Satellites and debris in low Earth orbit can be tracked with radar signals, but more distant objects are generally tracked with optical systems, such as the Air Force’s Ground-based Electro-Optical Deep Space Surveillance system (GEODSS) which tracks objects in geostationary orbit with telescopes in Maui, Hawaii; Socorro, N.M.; and the island of Diego Garcia in the Indian Ocean.

New technologies developed for the $110 million Space Surveillance Telescope will enable it to conduct faster and more accurate and sensitive searches than the GEODSS telescopes, Blake said. Massachusetts Institute of Technology’s Lincoln Laboratory in Lexington, Mass., developed the telescope’s digital imaging sensor and served as the prime integrator, while L-3 Brashear of Pittsburgh developed the optical components.

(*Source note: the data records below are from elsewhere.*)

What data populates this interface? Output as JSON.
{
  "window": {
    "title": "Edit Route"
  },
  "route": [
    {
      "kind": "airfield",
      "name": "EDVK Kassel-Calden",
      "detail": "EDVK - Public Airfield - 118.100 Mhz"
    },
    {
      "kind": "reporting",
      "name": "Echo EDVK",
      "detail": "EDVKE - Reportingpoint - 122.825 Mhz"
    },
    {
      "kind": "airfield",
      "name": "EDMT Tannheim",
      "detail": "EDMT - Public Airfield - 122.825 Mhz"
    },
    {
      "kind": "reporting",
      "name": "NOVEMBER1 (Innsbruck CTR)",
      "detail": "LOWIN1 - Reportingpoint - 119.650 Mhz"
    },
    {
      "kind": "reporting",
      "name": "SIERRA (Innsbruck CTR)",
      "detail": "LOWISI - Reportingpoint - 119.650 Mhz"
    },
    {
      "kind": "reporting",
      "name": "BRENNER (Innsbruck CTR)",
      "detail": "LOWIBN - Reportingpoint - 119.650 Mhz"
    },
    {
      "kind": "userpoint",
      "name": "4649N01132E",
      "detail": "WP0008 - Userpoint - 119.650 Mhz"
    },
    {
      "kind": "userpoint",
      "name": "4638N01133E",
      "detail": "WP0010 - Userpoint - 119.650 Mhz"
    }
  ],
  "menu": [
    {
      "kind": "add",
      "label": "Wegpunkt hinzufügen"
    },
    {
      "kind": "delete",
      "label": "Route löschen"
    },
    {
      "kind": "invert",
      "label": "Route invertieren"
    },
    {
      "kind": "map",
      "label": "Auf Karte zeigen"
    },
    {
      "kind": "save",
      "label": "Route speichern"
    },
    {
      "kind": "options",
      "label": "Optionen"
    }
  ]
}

Since the Space Surveillance Telescope first began viewing the sky in February, the team has been steadily improving the accuracy of its images, Blake said. Once the calibration phase is complete, the system will begin a technology demonstration phase.

“We are still in alignment phase,” Blake said. “We have achieved first light but we have better performance to get out of the system.

“After we get the system to meet all of our specifications and it is at the best focus, we’re going to verify the sensitivity parameters, the search rate parameters that we designed into the system, as well as photometrics, and then go off and demonstrate all of the operational capabilities that we designed the sensor to do. Our goal right now is we are anticipating having that done by fall of this year.”

As a research and development organization, DARPA’s work with the telescope will end after the technology demonstration phase. Air Force Space Command intends to begin using the Space Surveillance Telescope later this year as a compliment to its other space surveillance assets, Air Force spokesman Andy Roake said in an April 29 email.

What makes the Space Surveillance Telescope unique is its aspheric mirror and curved charged coupled device sensor, Blake said. Most telescopes are designed with spherical mirrors that have a single radius of curvature throughout and flat charged coupled devices, the integrated circuits at the heart of digital imaging devices. These designs require additional optics to project an image of a curved field of view onto a flat sensor.

The aspheric mirror “allows the optical design to be more compact so we don’t have to use other refractive optics to create a flat field to be imaged onto a flat focal plane,” Blake said. “We’re able to take a curved field and image it onto a curved focal plane, which allows for a simpler, more compact design.”